Haus Barhyte evolved into Barhyte Specialty Foods. While that change came with its own hiccups, since some stores assumed they were only a distribution company and not the creator of their products, the name Barhyte Specialty Foods has stuck as the umbrella under which several other lines have been developed.
During their time in Salem, the Barhytes developed Willamette Valley Mustard, which began selling well with farmer’s markets up and down the I-5 corridor. In 2009, they introduced the Saucy Mama line, which includes wing sauces, stuffed olives, mustards, marinades, and salad dressings like Apple Honey Vinaigrette, Four Leaf Balsamic, and Poblano Ranch. Suzie’s Organics started appearing in 2015 after they received their USDA Certified Organic seal.
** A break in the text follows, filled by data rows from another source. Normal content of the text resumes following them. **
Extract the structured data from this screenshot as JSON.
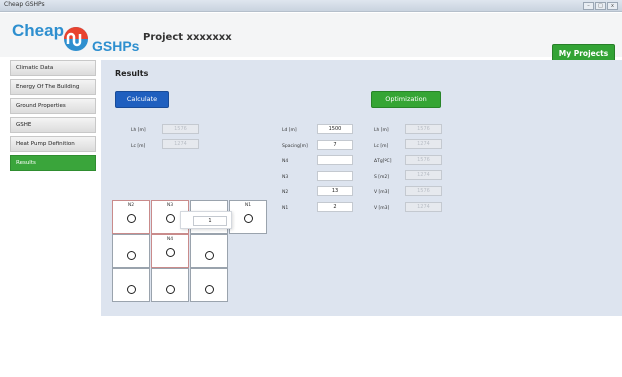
{
  "window": {
    "title": "Cheap GSHPs",
    "buttons": [
      "–",
      "□",
      "x"
    ]
  },
  "header": {
    "logo_top": "Cheap",
    "logo_bottom": "GSHPs",
    "project_title": "Project xxxxxxx",
    "my_projects_label": "My Projects"
  },
  "sidebar": {
    "items": [
      {
        "label": "Climatic Data",
        "active": false
      },
      {
        "label": "Energy Of The Building",
        "active": false
      },
      {
        "label": "Ground Properties",
        "active": false
      },
      {
        "label": "GSHE",
        "active": false
      },
      {
        "label": "Heat Pump Definition",
        "active": false
      },
      {
        "label": "Results",
        "active": true
      }
    ]
  },
  "main": {
    "title": "Results",
    "calculate_label": "Calculate",
    "optimization_label": "Optimization",
    "calc_fields": [
      {
        "label": "Lh [m]",
        "value": "1576"
      },
      {
        "label": "Lc [m]",
        "value": "1274"
      }
    ],
    "input_fields": [
      {
        "label": "Ld [m]",
        "value": "1500"
      },
      {
        "label": "Spacing[m]",
        "value": "7"
      },
      {
        "label": "N4",
        "value": ""
      },
      {
        "label": "N3",
        "value": ""
      },
      {
        "label": "N2",
        "value": "13"
      },
      {
        "label": "N1",
        "value": "2"
      }
    ],
    "opt_fields": [
      {
        "label": "Lh [m]",
        "value": "1576"
      },
      {
        "label": "Lc [m]",
        "value": "1274"
      },
      {
        "label": "ΔTg[ºC]",
        "value": "1576"
      },
      {
        "label": "S [m2]",
        "value": "1274"
      },
      {
        "label": "V [m3]",
        "value": "1576"
      },
      {
        "label": "V [m3]",
        "value": "1274"
      }
    ],
    "grid": {
      "cells": [
        {
          "label": "N2",
          "circle": true
        },
        {
          "label": "N3",
          "circle": true
        },
        {
          "label": "",
          "circle": false
        },
        {
          "label": "N1",
          "circle": true
        },
        {
          "label": "",
          "circle": true
        },
        {
          "label": "N4",
          "circle": true
        },
        {
          "label": "",
          "circle": true
        },
        {
          "label": "",
          "circle": false
        },
        {
          "label": "",
          "circle": true
        },
        {
          "label": "",
          "circle": true
        },
        {
          "label": "",
          "circle": true
        },
        {
          "label": "",
          "circle": false
        }
      ],
      "popup_value": "1"
    }
  }
}
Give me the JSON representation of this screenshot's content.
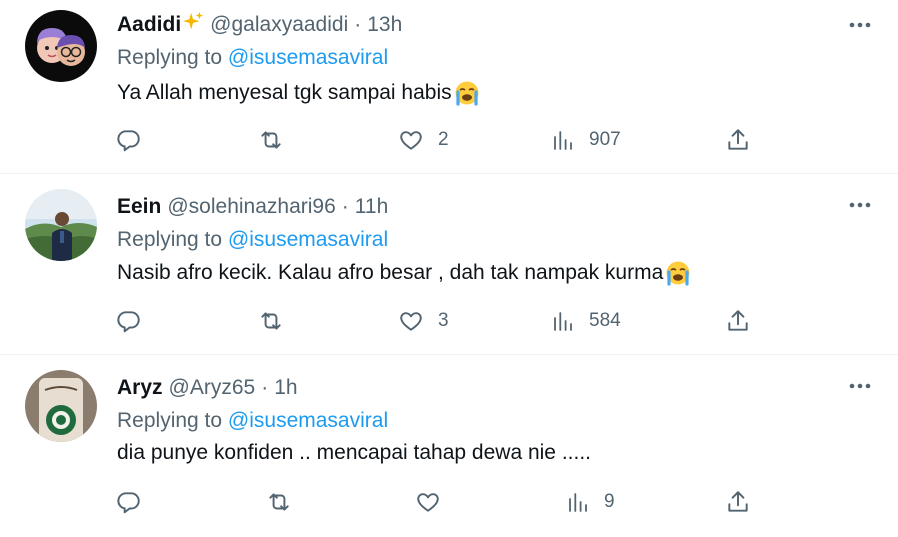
{
  "tweets": [
    {
      "name": "Aadidi",
      "handle": "@galaxyaadidi",
      "time": "13h",
      "replying_prefix": "Replying to",
      "replying_to": "@isusemasaviral",
      "text": "Ya Allah menyesal tgk sampai habis",
      "emoji": "crying-face-emoji",
      "likes": "2",
      "views": "907"
    },
    {
      "name": "Eein",
      "handle": "@solehinazhari96",
      "time": "11h",
      "replying_prefix": "Replying to",
      "replying_to": "@isusemasaviral",
      "text": "Nasib afro kecik. Kalau afro besar , dah tak nampak kurma",
      "emoji": "crying-face-emoji",
      "likes": "3",
      "views": "584"
    },
    {
      "name": "Aryz",
      "handle": "@Aryz65",
      "time": "1h",
      "replying_prefix": "Replying to",
      "replying_to": "@isusemasaviral",
      "text": "dia punye konfiden .. mencapai tahap dewa nie .....",
      "likes": "",
      "views": "9"
    }
  ],
  "separator": "·",
  "colors": {
    "text": "#0f1419",
    "secondary": "#536471",
    "link": "#1d9bf0",
    "divider": "#eff3f4"
  }
}
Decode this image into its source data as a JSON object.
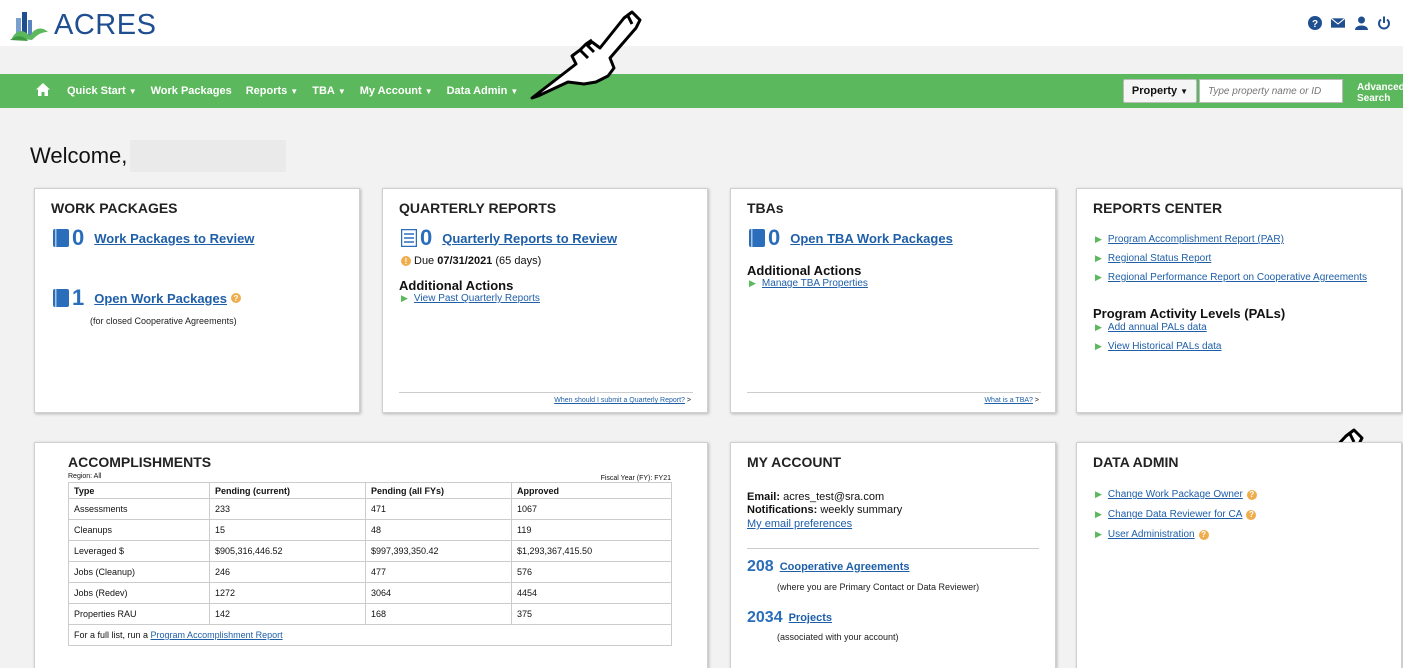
{
  "app": {
    "logo": "ACRES"
  },
  "nav": {
    "items": [
      {
        "label": "Quick Start",
        "caret": true
      },
      {
        "label": "Work Packages",
        "caret": false
      },
      {
        "label": "Reports",
        "caret": true
      },
      {
        "label": "TBA",
        "caret": true
      },
      {
        "label": "My Account",
        "caret": true
      },
      {
        "label": "Data Admin",
        "caret": true
      }
    ],
    "property_button": "Property",
    "search_placeholder": "Type property name or ID",
    "advanced_search": [
      "Advanced",
      "Search"
    ]
  },
  "welcome": "Welcome,",
  "work_packages": {
    "title": "WORK PACKAGES",
    "review_count": "0",
    "review_label": "Work Packages to Review",
    "open_count": "1",
    "open_label": "Open Work Packages",
    "open_note": "(for closed Cooperative Agreements)"
  },
  "quarterly": {
    "title": "QUARTERLY REPORTS",
    "count": "0",
    "label": "Quarterly Reports to Review",
    "due_prefix": "Due",
    "due_date": "07/31/2021",
    "due_days": "(65 days)",
    "additional": "Additional Actions",
    "action": "View Past Quarterly Reports",
    "footer_link": "When should I submit a Quarterly Report?"
  },
  "tbas": {
    "title": "TBAs",
    "count": "0",
    "label": "Open TBA Work Packages",
    "additional": "Additional Actions",
    "action": "Manage TBA Properties",
    "footer_link": "What is a TBA?"
  },
  "reports_center": {
    "title": "REPORTS CENTER",
    "links": [
      "Program Accomplishment Report (PAR)",
      "Regional Status Report",
      "Regional Performance Report on Cooperative Agreements"
    ],
    "pals_title": "Program Activity Levels (PALs)",
    "pals_links": [
      "Add annual PALs data",
      "View Historical PALs data"
    ]
  },
  "accomplishments": {
    "title": "ACCOMPLISHMENTS",
    "region": "Region: All",
    "fiscal_year": "Fiscal Year (FY): FY21",
    "columns": [
      "Type",
      "Pending (current)",
      "Pending (all FYs)",
      "Approved"
    ],
    "rows": [
      [
        "Assessments",
        "233",
        "471",
        "1067"
      ],
      [
        "Cleanups",
        "15",
        "48",
        "119"
      ],
      [
        "Leveraged $",
        "$905,316,446.52",
        "$997,393,350.42",
        "$1,293,367,415.50"
      ],
      [
        "Jobs (Cleanup)",
        "246",
        "477",
        "576"
      ],
      [
        "Jobs (Redev)",
        "1272",
        "3064",
        "4454"
      ],
      [
        "Properties RAU",
        "142",
        "168",
        "375"
      ]
    ],
    "footer_prefix": "For a full list, run a",
    "footer_link": "Program Accomplishment Report"
  },
  "my_account": {
    "title": "MY ACCOUNT",
    "email_label": "Email:",
    "email": "acres_test@sra.com",
    "notif_label": "Notifications:",
    "notif": "weekly summary",
    "prefs_link": "My email preferences",
    "ca_count": "208",
    "ca_label": "Cooperative Agreements",
    "ca_note": "(where you are Primary Contact or Data Reviewer)",
    "proj_count": "2034",
    "proj_label": "Projects",
    "proj_note": "(associated with your account)"
  },
  "data_admin": {
    "title": "DATA ADMIN",
    "links": [
      "Change Work Package Owner",
      "Change Data Reviewer for CA",
      "User Administration"
    ]
  },
  "colors": {
    "nav_green": "#5cb85c",
    "link_blue": "#1f5fa8",
    "number_blue": "#2a6ebb",
    "help_orange": "#f0ad4e",
    "logo_blue": "#1f4e91"
  }
}
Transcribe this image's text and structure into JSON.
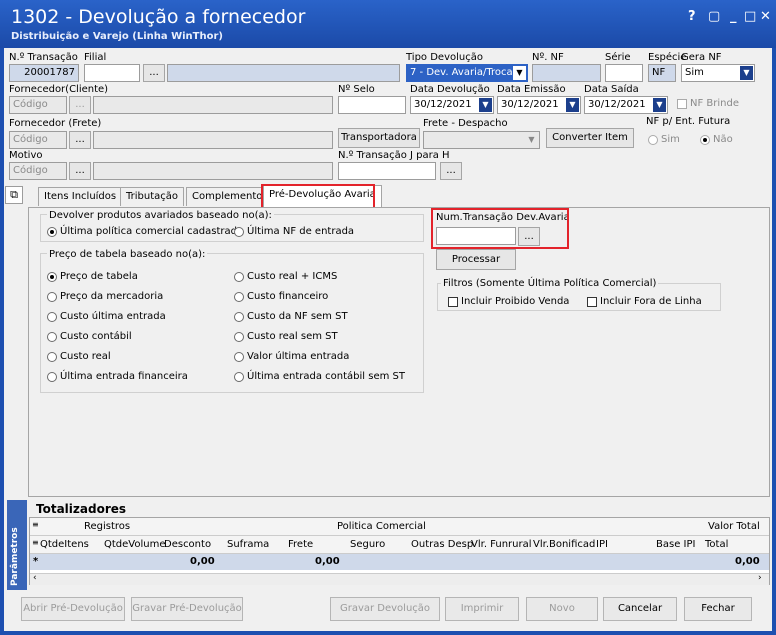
{
  "window": {
    "title": "1302 - Devolução a fornecedor",
    "subtitle": "Distribuição e Varejo (Linha WinThor)",
    "controls": [
      "?",
      "▢",
      "_",
      "□",
      "✕"
    ]
  },
  "header": {
    "transacao_label": "N.º Transação",
    "transacao_value": "20001787",
    "filial_label": "Filial",
    "tipo_devolucao_label": "Tipo Devolução",
    "tipo_devolucao_value": "7 - Dev. Avaria/Trocas",
    "nf_label": "Nº. NF",
    "serie_label": "Série",
    "especie_label": "Espécie",
    "especie_value": "NF",
    "gera_nf_label": "Gera NF",
    "gera_nf_value": "Sim",
    "fornecedor_cliente_label": "Fornecedor(Cliente)",
    "codigo_placeholder": "Código",
    "selo_label": "Nº Selo",
    "data_devolucao_label": "Data Devolução",
    "data_devolucao_value": "30/12/2021",
    "data_emissao_label": "Data Emissão",
    "data_emissao_value": "30/12/2021",
    "data_saida_label": "Data Saída",
    "data_saida_value": "30/12/2021",
    "nf_brinde_label": "NF Brinde",
    "fornecedor_frete_label": "Fornecedor (Frete)",
    "transportadora_label": "Transportadora",
    "frete_despacho_label": "Frete - Despacho",
    "converter_item_label": "Converter Item",
    "nf_ent_futura_label": "NF p/ Ent. Futura",
    "sim_label": "Sim",
    "nao_label": "Não",
    "motivo_label": "Motivo",
    "transacao_j_label": "N.º Transação J para H",
    "ellipsis": "..."
  },
  "tabs": [
    {
      "label": "Itens Incluídos"
    },
    {
      "label": "Tributação"
    },
    {
      "label": "Complemento"
    },
    {
      "label": "Pré-Devolução Avaria"
    }
  ],
  "pre_devolucao": {
    "devolver_label": "Devolver produtos avariados baseado no(a):",
    "opt_politica": "Última política comercial cadastrada",
    "opt_nf_entrada": "Última NF de entrada",
    "preco_label": "Preço de tabela baseado no(a):",
    "precos": [
      "Preço de tabela",
      "Custo real + ICMS",
      "Preço da mercadoria",
      "Custo financeiro",
      "Custo última entrada",
      "Custo da NF sem ST",
      "Custo contábil",
      "Custo real sem ST",
      "Custo real",
      "Valor última entrada",
      "Última entrada financeira",
      "Última entrada contábil sem ST"
    ],
    "num_transacao_label": "Num.Transação Dev.Avaria",
    "processar_label": "Processar",
    "filtros_label": "Filtros (Somente Última Política Comercial)",
    "incluir_proibido": "Incluir Proibido Venda",
    "incluir_fora_linha": "Incluir Fora de Linha"
  },
  "totalizadores": {
    "title": "Totalizadores",
    "side_label": "Parâmetros",
    "group_registros": "Registros",
    "group_politica": "Politica Comercial",
    "group_valor_total": "Valor Total",
    "columns": [
      "QtdeItens",
      "QtdeVolume",
      "Desconto",
      "Suframa",
      "Frete",
      "Seguro",
      "Outras Desp",
      "Vlr. Funrural",
      "Vlr.Bonificad",
      "IPI",
      "Base IPI",
      "Total"
    ],
    "row_marker": "*",
    "desconto_value": "0,00",
    "frete_value": "0,00",
    "total_value": "0,00"
  },
  "footer": {
    "abrir": "Abrir Pré-Devolução",
    "gravar_pre": "Gravar Pré-Devolução",
    "gravar_dev": "Gravar Devolução",
    "imprimir": "Imprimir",
    "novo": "Novo",
    "cancelar": "Cancelar",
    "fechar": "Fechar"
  },
  "colors": {
    "title_bg": "#1d4fb0",
    "highlight": "#e3232b",
    "readonly_field": "#cfd9ea"
  }
}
“The concept of Suzie’s was to be a pantry brand,” says Chris. “Instead of a gourmet line or specialty, we wanted something that was things you have in your cupboard no matter what. Essential pantry items.”
You can still peruse all of the specialty items still available on their website, where you’ll also see the dozen varieties that have won over eighty awards, but the pantry staples of Suzie’s Organics have been another big hit for the company.
Many businesses during the pandemic saw difficulties with decreased restaurant sales. The Barhytes took a hit with supply chain and distribution troubles just like most other companies in the last few years. The way through those challenges has been the continued focus on essential and delicious items for the home kitchen. An influx of people working from home and eating out less were new home cooks who could discover the Barhyte brands, whether they wanted comforting familiarity or something with a kick.
New Projects, Same Goals
There will always be new recipes to explore at Barhyte Specialty Foods. The latest endeavor is their entry into the hard seltzer market with Suzie’s Organic Hard Seltzer, available in fourteen varieties including the six of the “Loaded Series” with 9% abv. You can find it in several grocery stores in Oregon, but the best bet is the “Finder” tool on the website that can help you pinpoint the location of that Mountain Pack or Beach Pack you want to enjoy on your next camping trip.
Excited as they are to break new ground, the Barhytes still seem proud to have kept their roots as an Oregon business known for making good food even more delicious.
Yes, product development is important, Suzie agrees, but the mission of Barhyte Specialty Foods sounds a lot like it must have when they first started bottling their mustard for deli customers. What matters to her? “Making meals more flavorful, and for the home cook, making it easier.”
By Allison Cloo